NEW YORK, Nov 8 (Reuters) - The discount for U.S. crude oil futures versus European Brent deepened by more than $1 a barrel on Friday after a train carrying crude oil derailed and exploded in Alabama, spurring worries of tougher regulation and higher costs.
The 90-car train carrying North Dakota crude to Walnut Hill, Florida, derailed in rural Alabama, with nearly a dozen cars bursting into flames reaching hundreds of feet high. There were no injuries, and the cars were left to burn, officials said.
The incident, the latest in a series involving oil trains, threatens to step up calls for more regulation such as retrofitting older tank cars or increased quality controls, adding to the cost of shipping crude oil by rail.
Rising transport costs could drive down prices for inland domestic crudes, which would need to fall in order to compete with imports on the coast, analysts said. Rail trade has become crucial in delivering burgeoning North Dakota shale and Canadian crude to refineries along the East and Gulf coasts.
“What will happen is that it will lead to regulations and every time you add new regulations, it will increase the cost, and that will increase the gap between Brent and WTI,” said Bill O‘Grady, chief market strategist at Confluence Investment Management in St. Louis.
“When you have these train accidents, you’re not going to stop training crude, the cost will just go up and the cost has to be expected in the spread.”
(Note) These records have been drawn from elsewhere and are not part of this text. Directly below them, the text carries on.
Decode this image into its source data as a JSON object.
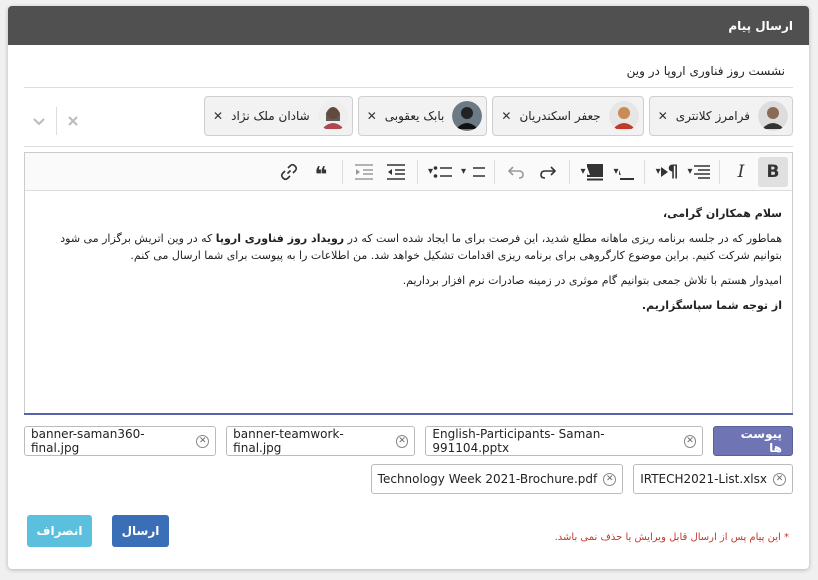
{
  "header": {
    "title": "ارسال پیام"
  },
  "subject": {
    "value": "نشست روز فناوری اروپا در وین"
  },
  "recipients": [
    {
      "name": "فرامرز کلانتری",
      "avatar_color": "#8a6b55"
    },
    {
      "name": "جعفر اسکندریان",
      "avatar_color": "#c98a54"
    },
    {
      "name": "بابک یعقوبی",
      "avatar_color": "#6b7a85"
    },
    {
      "name": "شادان ملک نژاد",
      "avatar_color": "#b0474f"
    }
  ],
  "recipient_controls": {
    "clear_icon": "×",
    "dropdown_icon": "⌄"
  },
  "toolbar": {
    "bold": "B",
    "italic": "I",
    "icons": [
      "bold-icon",
      "italic-icon",
      "align-icon",
      "paragraph-direction-icon",
      "font-color-icon",
      "background-color-icon",
      "redo-icon",
      "undo-icon",
      "numbered-list-icon",
      "bulleted-list-icon",
      "outdent-icon",
      "indent-icon",
      "blockquote-icon",
      "link-icon"
    ]
  },
  "content": {
    "greeting": "سلام همکاران گرامی،",
    "p1_part1": "هماطور که در جلسه برنامه ریزی ماهانه مطلع شدید، این فرصت برای ما ایجاد شده است که در ",
    "p1_bold": "رویداد روز فناوری اروپا",
    "p1_part2": " که در وین اتریش برگزار می شود بتوانیم شرکت کنیم. براین موضوع کارگروهی برای برنامه ریزی اقدامات تشکیل خواهد شد. من اطلاعات را به پیوست برای شما ارسال می کنم.",
    "p2": "امیدوار هستم با تلاش جمعی بتوانیم گام موثری در زمینه صادرات نرم افزار برداریم.",
    "closing": "از توجه شما سپاسگزاریم."
  },
  "attachments": {
    "button_label": "پیوست ها",
    "files": [
      "English-Participants- Saman-991104.pptx",
      "banner-teamwork-final.jpg",
      "banner-saman360-final.jpg",
      "IRTECH2021-List.xlsx",
      "Technology Week 2021-Brochure.pdf"
    ]
  },
  "footer": {
    "note": "* این پیام پس از ارسال قابل ویرایش یا حذف نمی باشد.",
    "send_label": "ارسال",
    "cancel_label": "انصراف"
  },
  "colors": {
    "header": "#505050",
    "send": "#3a6eb6",
    "cancel": "#5bc0de",
    "attach": "#6f74b4",
    "note": "#c0392b"
  }
}
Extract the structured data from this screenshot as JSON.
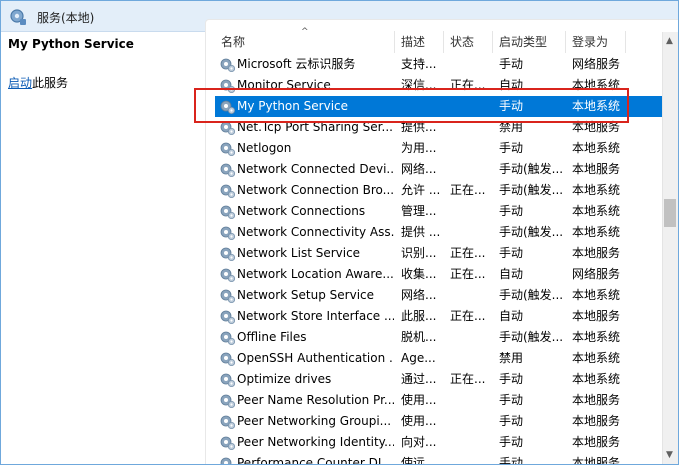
{
  "window": {
    "title": "服务(本地)"
  },
  "left_pane": {
    "service_title": "My Python Service",
    "action_link": "启动",
    "action_suffix": "此服务"
  },
  "columns": [
    "名称",
    "描述",
    "状态",
    "启动类型",
    "登录为"
  ],
  "sort_indicator": "^",
  "rows": [
    {
      "name": "Microsoft 云标识服务",
      "desc": "支持...",
      "status": "",
      "startup": "手动",
      "logon": "网络服务",
      "selected": false
    },
    {
      "name": "Monitor Service",
      "desc": "深信...",
      "status": "正在...",
      "startup": "自动",
      "logon": "本地系统",
      "selected": false
    },
    {
      "name": "My Python Service",
      "desc": "",
      "status": "",
      "startup": "手动",
      "logon": "本地系统",
      "selected": true
    },
    {
      "name": "Net.Tcp Port Sharing Ser...",
      "desc": "提供...",
      "status": "",
      "startup": "禁用",
      "logon": "本地服务",
      "selected": false
    },
    {
      "name": "Netlogon",
      "desc": "为用...",
      "status": "",
      "startup": "手动",
      "logon": "本地系统",
      "selected": false
    },
    {
      "name": "Network Connected Devi...",
      "desc": "网络...",
      "status": "",
      "startup": "手动(触发...",
      "logon": "本地服务",
      "selected": false
    },
    {
      "name": "Network Connection Bro...",
      "desc": "允许 ...",
      "status": "正在...",
      "startup": "手动(触发...",
      "logon": "本地系统",
      "selected": false
    },
    {
      "name": "Network Connections",
      "desc": "管理...",
      "status": "",
      "startup": "手动",
      "logon": "本地系统",
      "selected": false
    },
    {
      "name": "Network Connectivity Ass...",
      "desc": "提供 ...",
      "status": "",
      "startup": "手动(触发...",
      "logon": "本地系统",
      "selected": false
    },
    {
      "name": "Network List Service",
      "desc": "识别...",
      "status": "正在...",
      "startup": "手动",
      "logon": "本地服务",
      "selected": false
    },
    {
      "name": "Network Location Aware...",
      "desc": "收集...",
      "status": "正在...",
      "startup": "自动",
      "logon": "网络服务",
      "selected": false
    },
    {
      "name": "Network Setup Service",
      "desc": "网络...",
      "status": "",
      "startup": "手动(触发...",
      "logon": "本地系统",
      "selected": false
    },
    {
      "name": "Network Store Interface ...",
      "desc": "此服...",
      "status": "正在...",
      "startup": "自动",
      "logon": "本地服务",
      "selected": false
    },
    {
      "name": "Offline Files",
      "desc": "脱机...",
      "status": "",
      "startup": "手动(触发...",
      "logon": "本地系统",
      "selected": false
    },
    {
      "name": "OpenSSH Authentication ...",
      "desc": "Age...",
      "status": "",
      "startup": "禁用",
      "logon": "本地系统",
      "selected": false
    },
    {
      "name": "Optimize drives",
      "desc": "通过...",
      "status": "正在...",
      "startup": "手动",
      "logon": "本地系统",
      "selected": false
    },
    {
      "name": "Peer Name Resolution Pr...",
      "desc": "使用...",
      "status": "",
      "startup": "手动",
      "logon": "本地服务",
      "selected": false
    },
    {
      "name": "Peer Networking Groupi...",
      "desc": "使用...",
      "status": "",
      "startup": "手动",
      "logon": "本地服务",
      "selected": false
    },
    {
      "name": "Peer Networking Identity...",
      "desc": "向对...",
      "status": "",
      "startup": "手动",
      "logon": "本地服务",
      "selected": false
    },
    {
      "name": "Performance Counter DL...",
      "desc": "使远...",
      "status": "",
      "startup": "手动",
      "logon": "本地服务",
      "selected": false
    }
  ],
  "colors": {
    "selection": "#0078d7",
    "highlight_box": "#d9241c",
    "link": "#0b5bb5",
    "titlebar": "#e3eef9"
  },
  "icons": {
    "window": "services-icon",
    "row": "gear-icon"
  }
}
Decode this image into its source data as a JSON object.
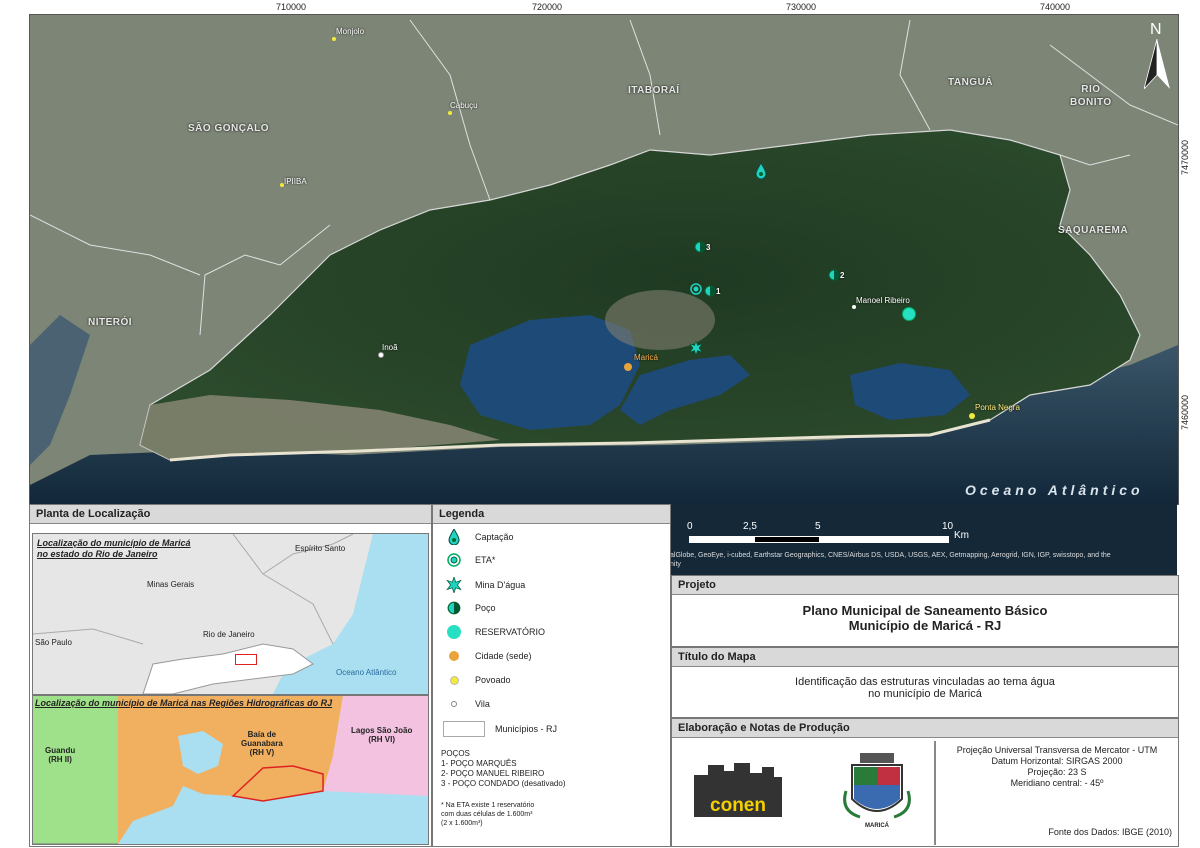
{
  "coords": {
    "top": [
      "710000",
      "720000",
      "730000",
      "740000"
    ],
    "right": [
      "7470000",
      "7460000"
    ]
  },
  "map": {
    "places": {
      "sao_goncalo": "SÃO GONÇALO",
      "itaborai": "ITABORAÍ",
      "tangua": "TANGUÁ",
      "rio_bonito": "RIO\nBONITO",
      "niteroi": "NITERÓI",
      "saquarema": "SAQUAREMA"
    },
    "villages": {
      "monjolo": "Monjolo",
      "cabucu": "Cabuçu",
      "ipiiba": "IPIIBA",
      "inoa": "Inoã",
      "manoel_ribeiro": "Manoel Ribeiro",
      "ponta_negra": "Ponta Negra",
      "marica": "Maricá"
    },
    "well_numbers": [
      "1",
      "2",
      "3"
    ],
    "ocean_label": "Oceano Atlântico",
    "north_label": "N",
    "scale": {
      "ticks": [
        "0",
        "2,5",
        "5",
        "10"
      ],
      "unit": "Km"
    },
    "attribution": "alGlobe, GeoEye, i-cubed, Earthstar Geographics, CNES/Airbus DS, USDA, USGS, AEX, Getmapping, Aerogrid, IGN, IGP, swisstopo, and the\nnity"
  },
  "location": {
    "title": "Planta de Localização",
    "inset1": {
      "title": "Localização do município de Maricá\nno estado do Rio de Janeiro",
      "labels": [
        "Espírito Santo",
        "Minas Gerais",
        "São Paulo",
        "Rio de Janeiro",
        "Oceano Atlântico"
      ]
    },
    "inset2": {
      "title": "Localização do município de Maricá nas Regiões Hidrográficas do  RJ",
      "labels": [
        "Guandu\n(RH II)",
        "Baía de\nGuanabara\n(RH V)",
        "Lagos São João\n(RH VI)"
      ]
    }
  },
  "legend": {
    "title": "Legenda",
    "items": [
      "Captação",
      "ETA*",
      "Mina D'água",
      "Poço",
      "RESERVATÓRIO",
      "Cidade (sede)",
      "Povoado",
      "Vila",
      "Municípios - RJ"
    ],
    "wells_title": "POÇOS",
    "wells": [
      "1- POÇO MARQUÊS",
      "2- POÇO MANUEL RIBEIRO",
      "3 - POÇO CONDADO (desativado)"
    ],
    "note": "* Na ETA existe 1 reservatório\ncom duas células de 1.600m³\n(2 x 1.600m³)"
  },
  "projeto": {
    "header": "Projeto",
    "line1": "Plano Municipal de Saneamento Básico",
    "line2": "Município de Maricá - RJ"
  },
  "titulo": {
    "header": "Título do Mapa",
    "line1": "Identificação das estruturas vinculadas ao tema água",
    "line2": "no município de Maricá"
  },
  "elaboracao": {
    "header": "Elaboração e Notas de Produção",
    "logo_text": "conen",
    "crest_text": "MARICÁ",
    "notes": [
      "Projeção Universal Transversa de Mercator - UTM",
      "Datum Horizontal: SIRGAS 2000",
      "Projeção: 23 S",
      "Meridiano central: - 45º"
    ],
    "source": "Fonte dos Dados: IBGE (2010)"
  },
  "colors": {
    "captacao": "#1fd3c0",
    "reservatorio": "#27e0c4",
    "cidade": "#e8a33a",
    "povoado": "#f2ea3a",
    "guanabara": "#f0b060",
    "guandu": "#9fe08a",
    "lagos": "#f2c2e0",
    "sea": "#a9dff0"
  }
}
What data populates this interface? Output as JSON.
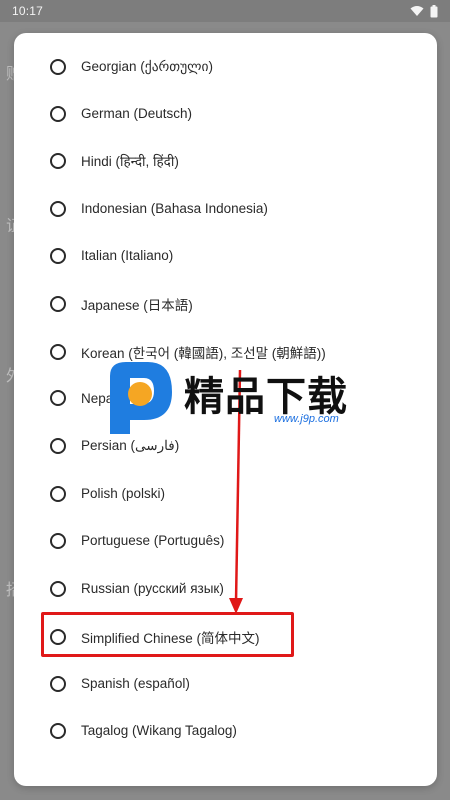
{
  "status_bar": {
    "time": "10:17",
    "icons": [
      "wifi-icon",
      "battery-icon"
    ]
  },
  "background": {
    "partial_chars": [
      "赠",
      "证",
      "外",
      "招"
    ]
  },
  "dialog": {
    "languages": [
      {
        "label": "Georgian (ქართული)"
      },
      {
        "label": "German (Deutsch)"
      },
      {
        "label": "Hindi (हिन्दी, हिंदी)"
      },
      {
        "label": "Indonesian (Bahasa Indonesia)"
      },
      {
        "label": "Italian (Italiano)"
      },
      {
        "label": "Japanese (日本語)"
      },
      {
        "label": "Korean (한국어 (韓國語), 조선말 (朝鮮語))"
      },
      {
        "label": "Nepali (नेपाली)"
      },
      {
        "label": "Persian (فارسی)"
      },
      {
        "label": "Polish (polski)"
      },
      {
        "label": "Portuguese (Português)"
      },
      {
        "label": "Russian (русский язык)"
      },
      {
        "label": "Simplified Chinese (简体中文)"
      },
      {
        "label": "Spanish (español)"
      },
      {
        "label": "Tagalog (Wikang Tagalog)"
      }
    ],
    "highlighted_label": "Simplified Chinese (简体中文)"
  },
  "annotation": {
    "color": "#e01818"
  },
  "watermark": {
    "title": "精品下载",
    "url": "www.j9p.com"
  }
}
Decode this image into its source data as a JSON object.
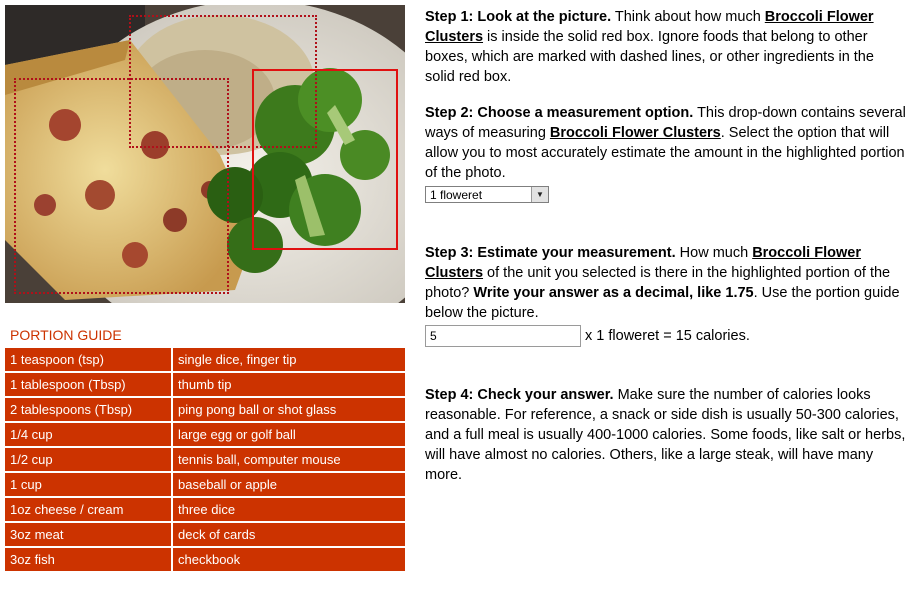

Brent’s premium over U.S. oil benchmark, West Texas Intermediate (WTI) widened by more than $1 to a session high of $10.39 per barrel. The spread reached a record $28 last year amid a pent-up glut of crude in the U.S. Midwest, but has traded at less than $12 for most of this year.
Brent oil rose by as much as $1.50 close to $105 per barrel, while U.S. prices were flat.
Railing crude has risen in tandem with a boom in shale oil production in the United States and Canada, as pipeline infrastructure is still insufficient to deliver oil to refineries and oil products to markets.
As such traffic rose in recent years, so has the focus on periodic derailments, including the derailment that killed 47 people in Lac-Megantic, Quebec, in July, putting pressure on regulators to toughen up regulations.
In March, a train derailed in west-central Minnesota, spilling around 20,000 gallons of oil. Last month, a train headed from the Canadian province of Alberta to Vancouver derailed, carrying crude oil and liquefied petroleum gas.
Shipping crude oil by pipeline or water is cheaper than rail, but the wide price spreads between surging inland production and coastal imports has driven traders, producers and refiners to ship more and more oil by train.
In the third quarter, crude-by-rail shipments rose 44 percent from a year ago to 93,312 carloads, equivalent to about 740,000 barrels per day (bpd) or almost one tenth of U.S. production, according to data from the Association of American Railroads.
That was down 14 percent from the second quarter as narrower oil spreads that made costlier rail shipments less economic.
Without trains or adequate pipeline infrastructure, the only alternative would be the most costly of all -- trucks.
“If they’re making it harder to ship by rail, then that means switching to a different method and that would widen the spread much more,” said Michael Lynch, oil analyst and president of consultancy Strategic Energy & Economic Research Inc in Winchester, Massachusetts.